= Beginning of Section =

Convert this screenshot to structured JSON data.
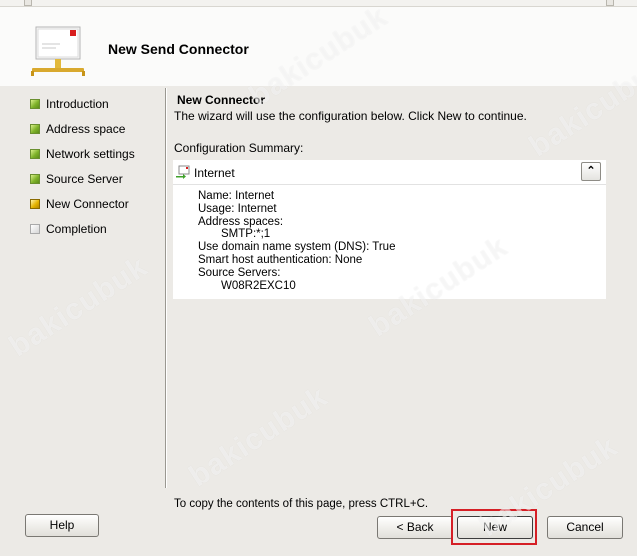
{
  "window": {
    "title": "New Send Connector"
  },
  "nav": {
    "items": [
      {
        "label": "Introduction",
        "state": "done"
      },
      {
        "label": "Address space",
        "state": "done"
      },
      {
        "label": "Network settings",
        "state": "done"
      },
      {
        "label": "Source Server",
        "state": "done"
      },
      {
        "label": "New Connector",
        "state": "current"
      },
      {
        "label": "Completion",
        "state": "pending"
      }
    ]
  },
  "page": {
    "heading": "New Connector",
    "description": "The wizard will use the configuration below.  Click New to continue.",
    "summary_label": "Configuration Summary:",
    "copy_hint": "To copy the contents of this page, press CTRL+C."
  },
  "summary": {
    "title": "Internet",
    "collapse_icon": "double-chevron-up-icon",
    "lines": [
      {
        "text": "Name: Internet",
        "indent": false
      },
      {
        "text": "Usage: Internet",
        "indent": false
      },
      {
        "text": "Address spaces:",
        "indent": false
      },
      {
        "text": "SMTP:*;1",
        "indent": true
      },
      {
        "text": "Use domain name system (DNS): True",
        "indent": false
      },
      {
        "text": "Smart host authentication: None",
        "indent": false
      },
      {
        "text": "Source Servers:",
        "indent": false
      },
      {
        "text": "W08R2EXC10",
        "indent": true
      }
    ]
  },
  "buttons": {
    "help": "Help",
    "back": "< Back",
    "new": "New",
    "cancel": "Cancel"
  },
  "watermark": "bakicubuk",
  "colors": {
    "highlight": "#d51f26",
    "step_done": "#7fb22a",
    "step_current": "#e6b400",
    "step_pending": "#d6d6d6"
  }
}
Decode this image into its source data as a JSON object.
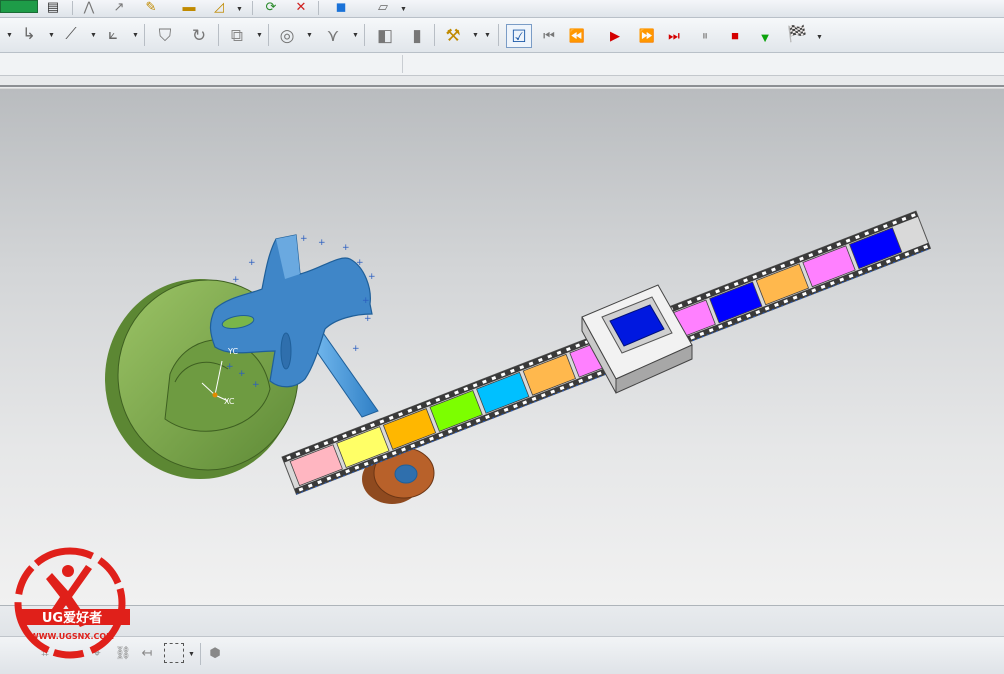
{
  "toolbar_top": {
    "icons": [
      "layer-icon",
      "page-icon",
      "sketch-icon",
      "curve-icon",
      "magic-icon",
      "ruler-icon",
      "draft-icon",
      "refresh-icon",
      "delete-icon",
      "cube-view-icon",
      "render-icon"
    ]
  },
  "toolbar_main": {
    "groups": [
      {
        "icons": [
          "point-icon",
          "line-icon",
          "axis-icon"
        ]
      },
      {
        "icons": [
          "extrude-icon",
          "revolve-icon",
          "boolean-icon"
        ]
      },
      {
        "icons": [
          "pattern-icon",
          "spline-icon",
          "face-icon",
          "offset-icon"
        ]
      },
      {
        "icons": [
          "measure-icon"
        ]
      }
    ]
  },
  "playback": {
    "buttons": [
      {
        "name": "rewind-to-start",
        "glyph": "⏮"
      },
      {
        "name": "step-back",
        "glyph": "⏪"
      },
      {
        "name": "play",
        "glyph": "▶"
      },
      {
        "name": "step-forward",
        "glyph": "⏩"
      },
      {
        "name": "fast-forward",
        "glyph": "⏭"
      },
      {
        "name": "pause",
        "glyph": "⏸"
      },
      {
        "name": "stop",
        "glyph": "■"
      },
      {
        "name": "export",
        "glyph": "▼"
      },
      {
        "name": "finish",
        "glyph": "🏁"
      }
    ]
  },
  "triad": {
    "x_label": "XC",
    "y_label": "YC"
  },
  "watermark": {
    "brand": "UG爱好者",
    "url": "WWW.UGSNX.COM"
  },
  "film_frames": [
    "#ffb6c1",
    "#ffff66",
    "#ffb700",
    "#7cff00",
    "#00c0ff",
    "#ffb84d",
    "#ff80ff",
    "#ffb84d",
    "#ff80ff",
    "#0000ff",
    "#ffb84d",
    "#ff80ff",
    "#0000ff"
  ],
  "colors": {
    "cam": "#7dab4c",
    "geneva": "#3f86c8",
    "shaft": "#5aa9e6",
    "roller": "#b8612a",
    "box_hole": "#0018e0"
  }
}
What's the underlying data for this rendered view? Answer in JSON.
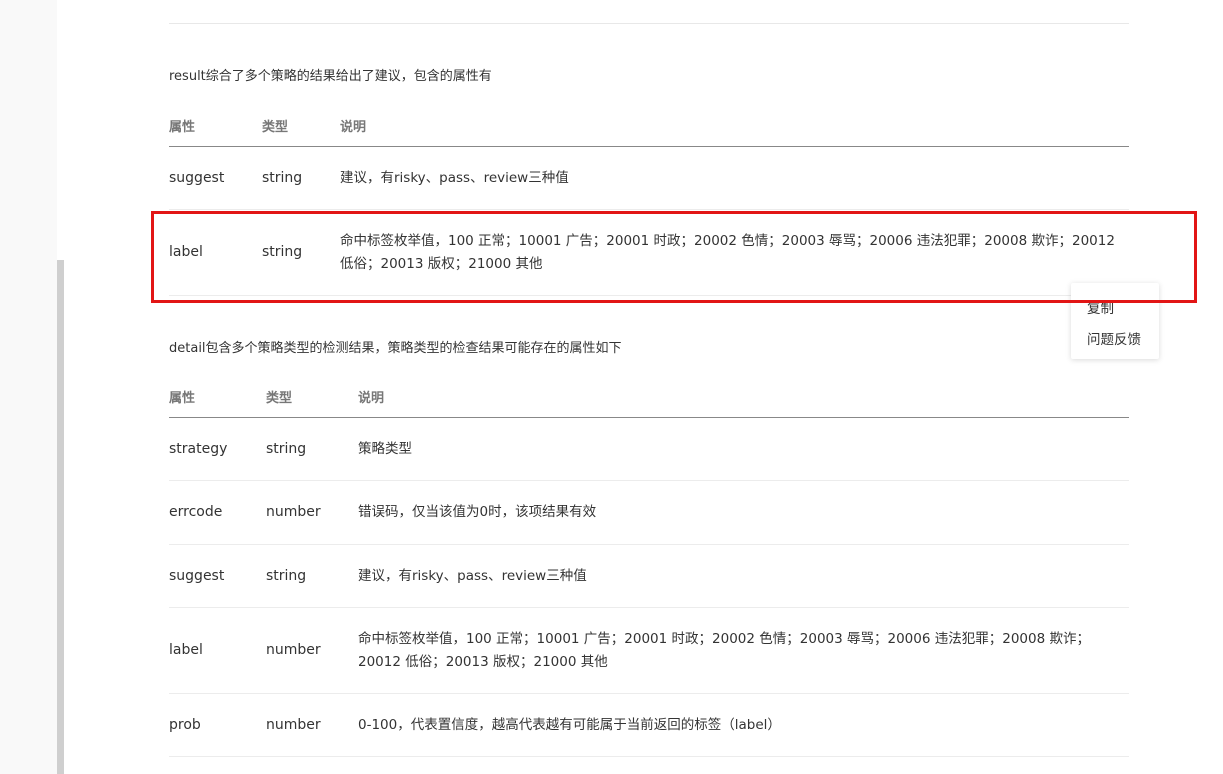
{
  "section1": {
    "intro": "result综合了多个策略的结果给出了建议，包含的属性有",
    "headers": [
      "属性",
      "类型",
      "说明"
    ],
    "rows": [
      {
        "attr": "suggest",
        "type": "string",
        "desc": "建议，有risky、pass、review三种值"
      },
      {
        "attr": "label",
        "type": "string",
        "desc": "命中标签枚举值，100 正常；10001 广告；20001 时政；20002 色情；20003 辱骂；20006 违法犯罪；20008 欺诈；20012 低俗；20013 版权；21000 其他"
      }
    ]
  },
  "section2": {
    "intro": "detail包含多个策略类型的检测结果，策略类型的检查结果可能存在的属性如下",
    "headers": [
      "属性",
      "类型",
      "说明"
    ],
    "rows": [
      {
        "attr": "strategy",
        "type": "string",
        "desc": "策略类型"
      },
      {
        "attr": "errcode",
        "type": "number",
        "desc": "错误码，仅当该值为0时，该项结果有效"
      },
      {
        "attr": "suggest",
        "type": "string",
        "desc": "建议，有risky、pass、review三种值"
      },
      {
        "attr": "label",
        "type": "number",
        "desc": "命中标签枚举值，100 正常；10001 广告；20001 时政；20002 色情；20003 辱骂；20006 违法犯罪；20008 欺诈；20012 低俗；20013 版权；21000 其他"
      },
      {
        "attr": "prob",
        "type": "number",
        "desc": "0-100，代表置信度，越高代表越有可能属于当前返回的标签（label）"
      }
    ]
  },
  "popup": {
    "items": [
      "复制",
      "问题反馈"
    ]
  },
  "colors": {
    "highlight_border": "#e21515",
    "header_text": "#777777",
    "body_text": "#333333"
  }
}
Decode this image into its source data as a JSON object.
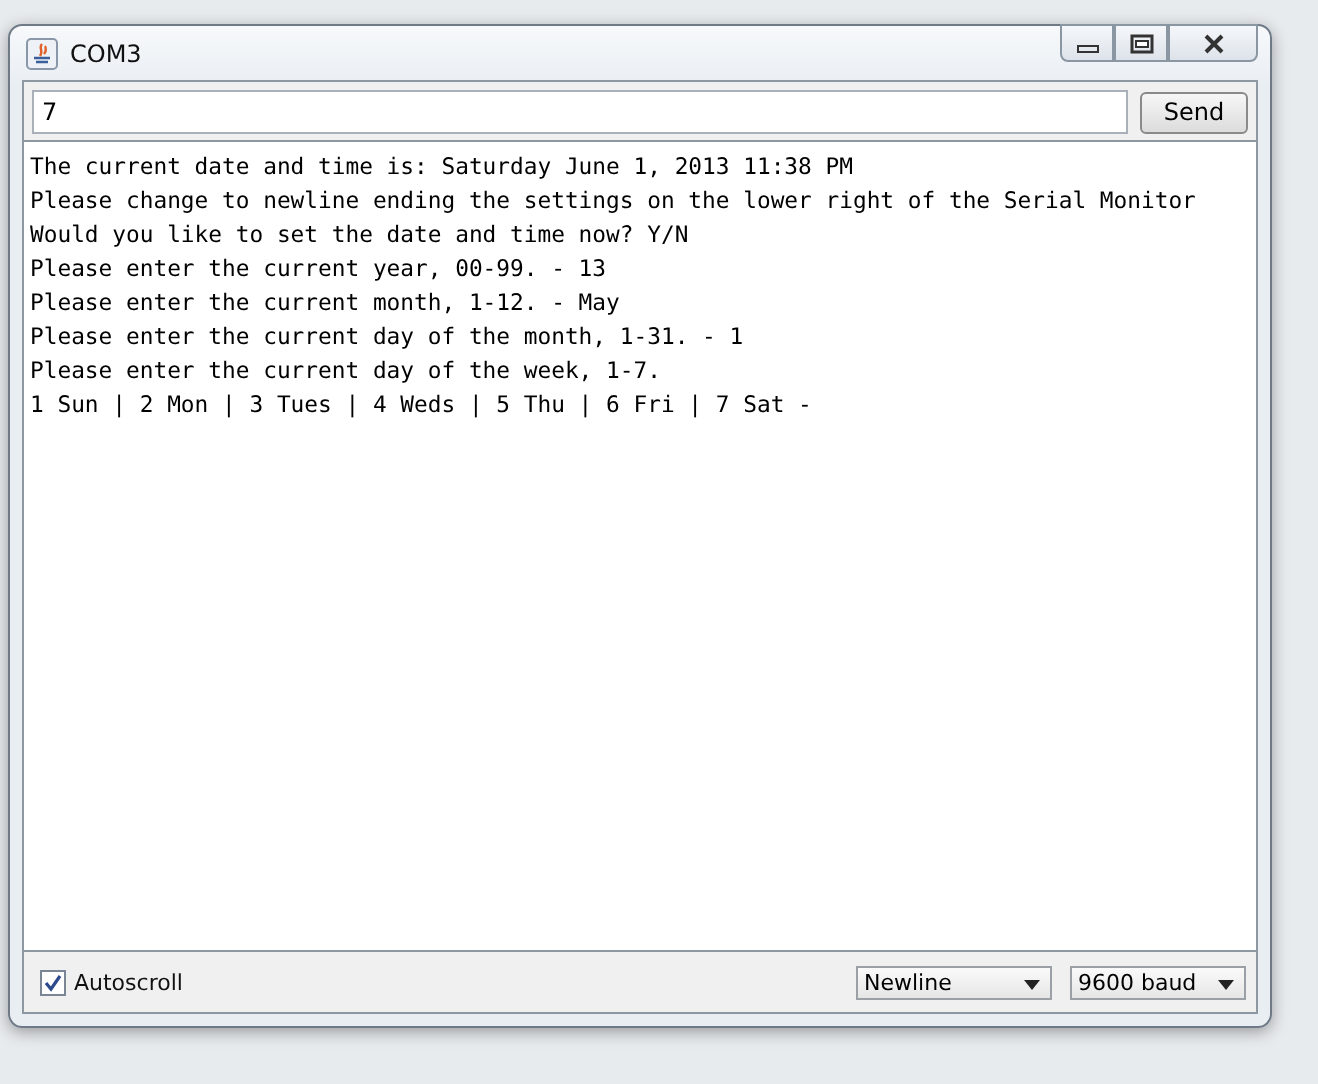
{
  "window": {
    "title": "COM3"
  },
  "input": {
    "value": "7"
  },
  "send_button": "Send",
  "output_lines": [
    "The current date and time is: Saturday June 1, 2013 11:38 PM",
    "Please change to newline ending the settings on the lower right of the Serial Monitor",
    "Would you like to set the date and time now? Y/N",
    "Please enter the current year, 00-99. - 13",
    "Please enter the current month, 1-12. - May",
    "Please enter the current day of the month, 1-31. - 1",
    "Please enter the current day of the week, 1-7.",
    "1 Sun | 2 Mon | 3 Tues | 4 Weds | 5 Thu | 6 Fri | 7 Sat -"
  ],
  "status_bar": {
    "autoscroll": {
      "label": "Autoscroll",
      "checked": true
    },
    "line_ending": "Newline",
    "baud_rate": "9600 baud"
  }
}
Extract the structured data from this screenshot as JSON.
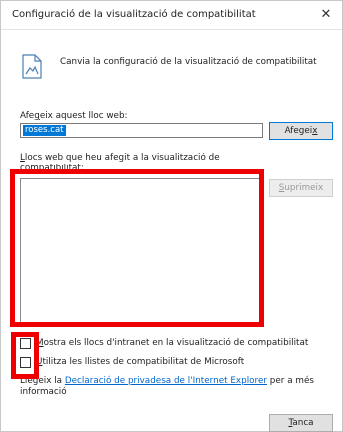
{
  "dialog": {
    "title": "Configuració de la visualització de compatibilitat",
    "close_glyph": "✕",
    "header_text": "Canvia la configuració de la visualització de compatibilitat",
    "header_icon": "document-compatibility-icon"
  },
  "add_section": {
    "label_pre": "Afe",
    "label_accel": "g",
    "label_post": "eix aquest lloc web:",
    "input_value": "roses.cat",
    "add_button_pre": "Afegei",
    "add_button_accel": "x",
    "add_button_post": ""
  },
  "list_section": {
    "label_accel": "L",
    "label_post": "locs web que heu afegit a la visualització de",
    "label_line2": "compatibilitat:",
    "items": [],
    "remove_button_accel": "S",
    "remove_button_post": "uprimeix"
  },
  "options": {
    "intranet": {
      "accel": "M",
      "label": "ostra els llocs d'intranet en la visualització de compatibilitat",
      "checked": false
    },
    "microsoft_lists": {
      "accel": "U",
      "label": "tilitza les llistes de compatibilitat de Microsoft",
      "checked": false
    }
  },
  "info": {
    "pre": "Llegeix la ",
    "link": "Declaració de privadesa de l'Internet Explorer",
    "post": " per a més informació"
  },
  "footer": {
    "close_accel": "T",
    "close_post": "anca"
  },
  "colors": {
    "highlight_box": "#ee0000",
    "selection": "#0078d7",
    "link": "#0066cc"
  }
}
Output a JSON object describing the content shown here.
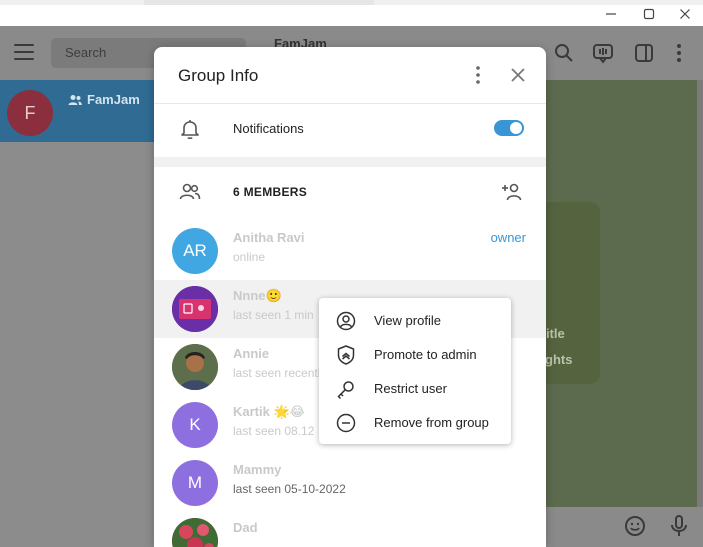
{
  "left": {
    "search_placeholder": "Search",
    "chat": {
      "avatar_letter": "F",
      "name": "FamJam"
    }
  },
  "chat": {
    "title": "FamJam",
    "bubble_line1": "/title",
    "bubble_line2": "ghts"
  },
  "dialog": {
    "title": "Group Info",
    "notifications_label": "Notifications",
    "notifications_on": true,
    "members_label": "6 MEMBERS",
    "members": [
      {
        "initials": "AR",
        "name": "Anitha Ravi",
        "status": "online",
        "role": "owner",
        "color": "#40a7e3"
      },
      {
        "initials": "",
        "name": "Nnne🙂",
        "status": "last seen 1 min",
        "role": "",
        "color": "#7a3fb4"
      },
      {
        "initials": "",
        "name": "Annie",
        "status": "last seen recently",
        "role": "",
        "color": "#6b7a5a"
      },
      {
        "initials": "K",
        "name": "Kartik 🌟😂",
        "status": "last seen 08.12",
        "role": "",
        "color": "#8e6fe0"
      },
      {
        "initials": "M",
        "name": "Mammy",
        "status": "last seen 05-10-2022",
        "role": "",
        "color": "#8e6fe0"
      },
      {
        "initials": "",
        "name": "Dad",
        "status": "",
        "role": "",
        "color": "#c2455a"
      }
    ]
  },
  "context_menu": {
    "items": [
      {
        "label": "View profile",
        "icon": "user-circle-icon"
      },
      {
        "label": "Promote to admin",
        "icon": "shield-icon"
      },
      {
        "label": "Restrict user",
        "icon": "key-icon"
      },
      {
        "label": "Remove from group",
        "icon": "minus-circle-icon"
      }
    ]
  },
  "colors": {
    "accent": "#3a95d6",
    "selected_chat": "#2f6b92"
  }
}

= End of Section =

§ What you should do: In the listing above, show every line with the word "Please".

§ Your response:
    "Please change to newline ending the settings on the lower right of the Serial Monitor",
    "Please enter the current year, 00-99. - 13",
    "Please enter the current month, 1-12. - May",
    "Please enter the current day of the month, 1-31. - 1",
    "Please enter the current day of the week, 1-7.",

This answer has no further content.